There is a large group of volunteers who do a lot of work in Dar al Amal, both in teaching the boys who are there to rehabilitate and to maintain the old building. In the morning for the work it is very busy in the hall at the front door. There is coffee drunk and unfortunately also a lot of smoking, although this was less in October than in our previous courses. There is a lot of laughter and it is fun.

The director, Basel, goes to work, but the others sometimes still sit and talk for a while. Basel is very good at making contact, really an emotional person. Great what he accomplishes! In the first place, he knows how to get the boys back on track in one way or another: going back to school, getting a job and sometimes returning to family again. But in the second pla

But in the second place he knows how to involve the neighborhood in the 'house of hope'. One of the co-workers, who is from Gaza and can not return, lives in the House of Hope. His wedding was in the field of the juvenile prison just after our departure. The boys helped with cooking and decorating. There are already more weddings planned, so that opens up new perspectives





Sytse asks the men: How canyou prevent violence?

Workshop with teachers and students psychology, law and social work.

Basel also organized the workshop that we gave to 37 people on Sunday afternoon, mostly teachers and students social work, law and psychology at the university. There were also some mentors from secondary schools, who were very enthusiastic about what we did. What we do is very practical with a minimum of theory, which at one point made one of the students ask for more 'depth'. They are used to a lot of theory, but they often come to our courses to learn practical skills.

The workshop was to our surprise announced as 'The best practices to combat violence in the community'. In the workshop we first do an exercise to make everyone aware of the differences in images that everyone has with violence. It immediately gives us a good insight into what lives in Palestine. And that is not only directly linked to the occupation, although it will certainly also have an indirect influence on it. The boys in the juvenile prison often come from neighborhoods of the cities and villages. One of the striking messages we hear is that there are relatively many boys from the village of Salfit. We visited one of our students three years ago. The pressure of the large Israeli settlement Ariel, in the middle of Palestinian territory, is intense. The village has lost a lot of its land with olive trees to the settlement and that is a lot of unemployment and dissatisfaction. Nevertheless, it is important to make the participants aware of what they can do to stop violence themselves. We therefore asked the backgrounds of one of the boys who stayed in the juvenile prison and took this as a practice model in the workshop.
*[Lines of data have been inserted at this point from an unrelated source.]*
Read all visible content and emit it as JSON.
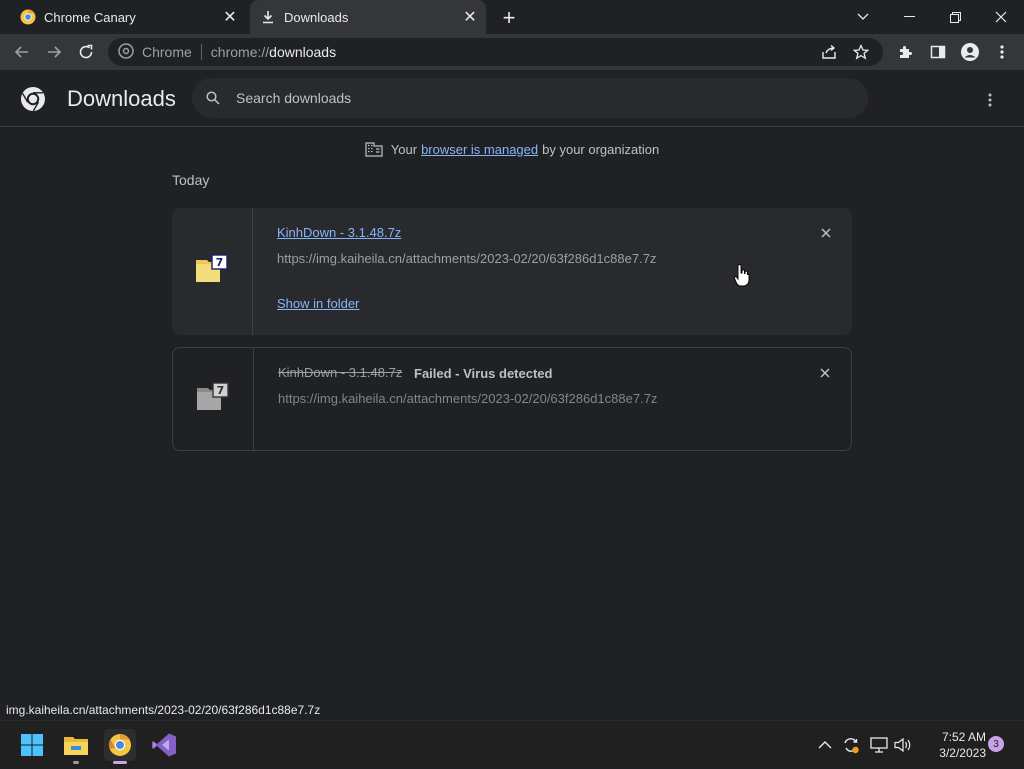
{
  "tabs": [
    {
      "title": "Chrome Canary",
      "favicon": "chrome-canary-icon",
      "active": false
    },
    {
      "title": "Downloads",
      "favicon": "download-icon",
      "active": true
    }
  ],
  "omnibox": {
    "site_label": "Chrome",
    "url_scheme": "chrome://",
    "url_host": "downloads"
  },
  "header": {
    "title": "Downloads",
    "search_placeholder": "Search downloads"
  },
  "managed": {
    "prefix": "Your",
    "link": "browser is managed",
    "suffix": "by your organization"
  },
  "section_label": "Today",
  "downloads": [
    {
      "file_name": "KinhDown - 3.1.48.7z",
      "url": "https://img.kaiheila.cn/attachments/2023-02/20/63f286d1c88e7.7z",
      "action": "Show in folder",
      "status": ""
    },
    {
      "file_name": "KinhDown - 3.1.48.7z",
      "url": "https://img.kaiheila.cn/attachments/2023-02/20/63f286d1c88e7.7z",
      "status": "Failed - Virus detected"
    }
  ],
  "status_bar": "img.kaiheila.cn/attachments/2023-02/20/63f286d1c88e7.7z",
  "taskbar": {
    "apps": [
      "windows-start-icon",
      "file-explorer-icon",
      "chrome-canary-icon",
      "visual-studio-icon"
    ],
    "time": "7:52 AM",
    "date": "3/2/2023",
    "notification_count": "3"
  },
  "colors": {
    "accent": "#8ab4f8",
    "background": "#202124",
    "card": "#292a2d"
  }
}
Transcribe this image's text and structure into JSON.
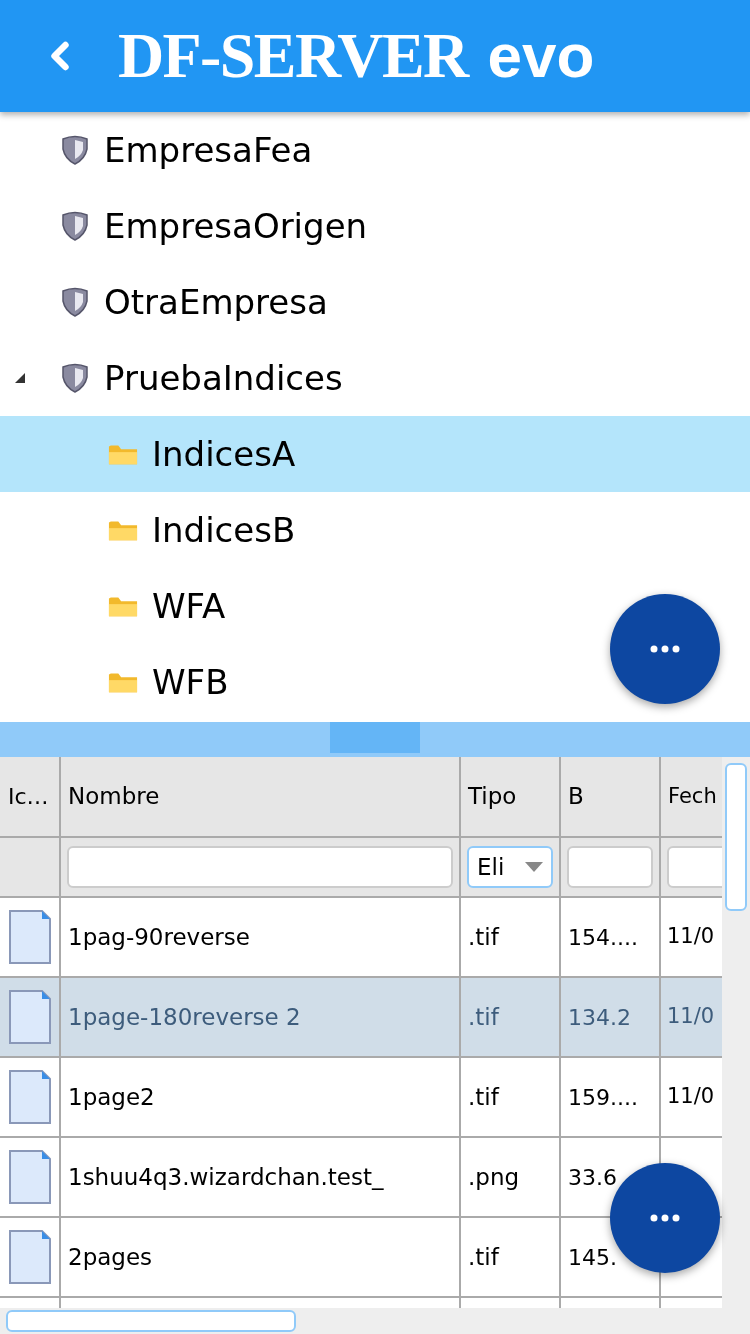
{
  "header": {
    "logo_main": "DF-SERVER",
    "logo_suffix": "evo"
  },
  "tree": [
    {
      "label": "EmpresaFea",
      "kind": "company",
      "expanded": false,
      "selected": false
    },
    {
      "label": "EmpresaOrigen",
      "kind": "company",
      "expanded": false,
      "selected": false
    },
    {
      "label": "OtraEmpresa",
      "kind": "company",
      "expanded": false,
      "selected": false
    },
    {
      "label": "PruebaIndices",
      "kind": "company",
      "expanded": true,
      "selected": false,
      "children": [
        {
          "label": "IndicesA",
          "kind": "folder",
          "expanded": false,
          "selected": true
        },
        {
          "label": "IndicesB",
          "kind": "folder",
          "expanded": false,
          "selected": false
        },
        {
          "label": "WFA",
          "kind": "folder",
          "expanded": false,
          "selected": false
        },
        {
          "label": "WFB",
          "kind": "folder",
          "expanded": false,
          "selected": false
        }
      ]
    }
  ],
  "table": {
    "columns": [
      "Ic…",
      "Nombre",
      "Tipo",
      "B",
      "Fech"
    ],
    "filters": {
      "tipo_value": "Eli"
    },
    "rows": [
      {
        "name": "1pag-90reverse",
        "type": ".tif",
        "size": "154....",
        "date": "11/0",
        "selected": false
      },
      {
        "name": "1page-180reverse 2",
        "type": ".tif",
        "size": "134.2",
        "date": "11/0",
        "selected": true
      },
      {
        "name": "1page2",
        "type": ".tif",
        "size": "159....",
        "date": "11/0",
        "selected": false
      },
      {
        "name": "1shuu4q3.wizardchan.test_",
        "type": ".png",
        "size": "33.6",
        "selected": false
      },
      {
        "name": "2pages",
        "type": ".tif",
        "size": "145.",
        "selected": false
      }
    ]
  }
}
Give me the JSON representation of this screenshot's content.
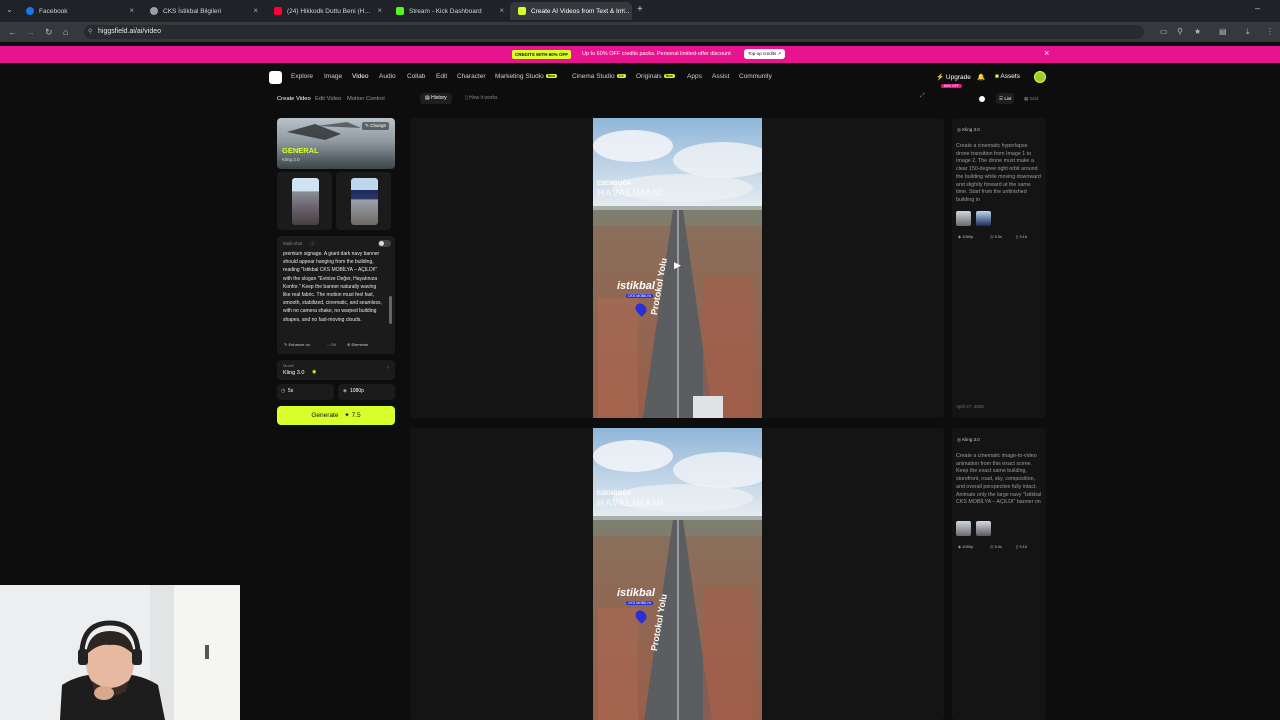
{
  "browser": {
    "tabs": [
      {
        "label": "Facebook",
        "color": "#1877f2"
      },
      {
        "label": "CKS İstikbal Bilgileri",
        "color": "#9aa0a6"
      },
      {
        "label": "(24) Hikkodk Duttu Beni (H…",
        "color": "#ff0033"
      },
      {
        "label": "Stream - Kick Dashboard",
        "color": "#53fc18"
      },
      {
        "label": "Create AI Videos from Text & Im…",
        "color": "#d9ff2a"
      }
    ],
    "url": "higgsfield.ai/ai/video"
  },
  "promo": {
    "badge": "CREDITS WITH 60% OFF",
    "text": "Up to 60% OFF credits packs. Personal limited-offer discount",
    "button": "Top-up credits ↗"
  },
  "nav": {
    "items": [
      "Explore",
      "Image",
      "Video",
      "Audio",
      "Collab",
      "Edit",
      "Character",
      "Marketing Studio",
      "Cinema Studio",
      "Originals",
      "Apps",
      "Assist",
      "Community"
    ],
    "new_tag": "New",
    "cinema_tag": "3.0",
    "upgrade": "Upgrade",
    "upgrade_badge": "60% OFF",
    "assets": "Assets"
  },
  "left": {
    "tabs": [
      "Create Video",
      "Edit Video",
      "Motion Control"
    ],
    "preset_title": "GENERAL",
    "preset_sub": "Kling 3.0",
    "change_label": "Change",
    "multishot_label": "Multi-shot",
    "prompt": "premium signage. A giant dark navy banner should appear hanging from the building, reading \"Istikbal CKS MOBİLYA – AÇILDI!\" with the slogan \"Evinize Değer, Hayatınıza Konfor.\" Keep the banner naturally waving like real fabric. The motion must feel fast, smooth, stabilized, cinematic, and seamless, with no camera shake, no warped building shapes, and no fast-moving clouds.",
    "enhance_label": "Enhance on",
    "off_label": "Off",
    "elements_label": "Elements",
    "model_label": "Model",
    "model_value": "Kling 3.0",
    "duration": "5s",
    "resolution": "1080p",
    "generate_label": "Generate",
    "generate_cost": "7.5"
  },
  "toolbar": {
    "history": "History",
    "how_it_works": "How it works",
    "list": "List",
    "grid": "Grid"
  },
  "results": [
    {
      "overlay_top": "ESENBOĞA",
      "overlay_big": "HAVALİMANI",
      "brand": "istikbal",
      "brand_sub": "CKS MOBİLYA",
      "road_text": "Protokol Yolu",
      "model": "Kling 3.0",
      "prompt": "Create a cinematic hyperlapse drone transition from Image 1 to Image 2. The drone must make a clear 150-degree right orbit around the building while moving downward and slightly forward at the same time. Start from the unfinished building in",
      "res": "1080p",
      "dur": "5.0s",
      "ratio": "9:16",
      "date": "April 27, 2026"
    },
    {
      "overlay_top": "ESENBOĞA",
      "overlay_big": "HAVALİMANI",
      "brand": "istikbal",
      "brand_sub": "CKS MOBİLYA",
      "road_text": "Protokol Yolu",
      "model": "Kling 3.0",
      "prompt": "Create a cinematic image-to-video animation from this exact scene. Keep the exact same building, storefront, road, sky, composition, and overall perspective fully intact. Animate only the large navy \"Istikbal CKS MOBİLYA – AÇILDI\" banner on",
      "res": "1080p",
      "dur": "5.0s",
      "ratio": "9:16"
    }
  ],
  "colors": {
    "accent": "#d9ff2a",
    "promo": "#e7138f",
    "brand_blue": "#2a2fd6"
  }
}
Of course we have changed recognizable details and names, so that privacy remains guaranteed.
We do not know the history at that moment, but Omar, a boy who lives nearby, has scolded Ali's sister for whore on Twitter. Ali took a knife and went to Omar and stabbed him, he just survived. Ali is now in prison and there are big problems with his future.

After we have explained this example, I call all men forward and indicate to form a circle around me. I call "I am Ali and I want to kill Omar with a knife". Then I ask "What are you doing to prevent Ali from doing this?" It takes a while before they realize what influence they have, but then I already feel that some people take my shoulders and stand in front of me to stop me. In this way, they all feel the energy it gives to combat violence. Especially the mentors of secondary schools are very enthusiastic about this exercise. They see in practice how they can apply this.


After the course we eat in the hall with the boys, the staff and the participants of our course.
On the wall: Do not try to change people, just love them, love is what changes us. (Do not try to change people, love them, Love changes us.)












After seven days of a workshop, a five-day course and an exam, we set out for Jerusalem, Bethlehem and Tel Aviv, full of good and penetrating experiences!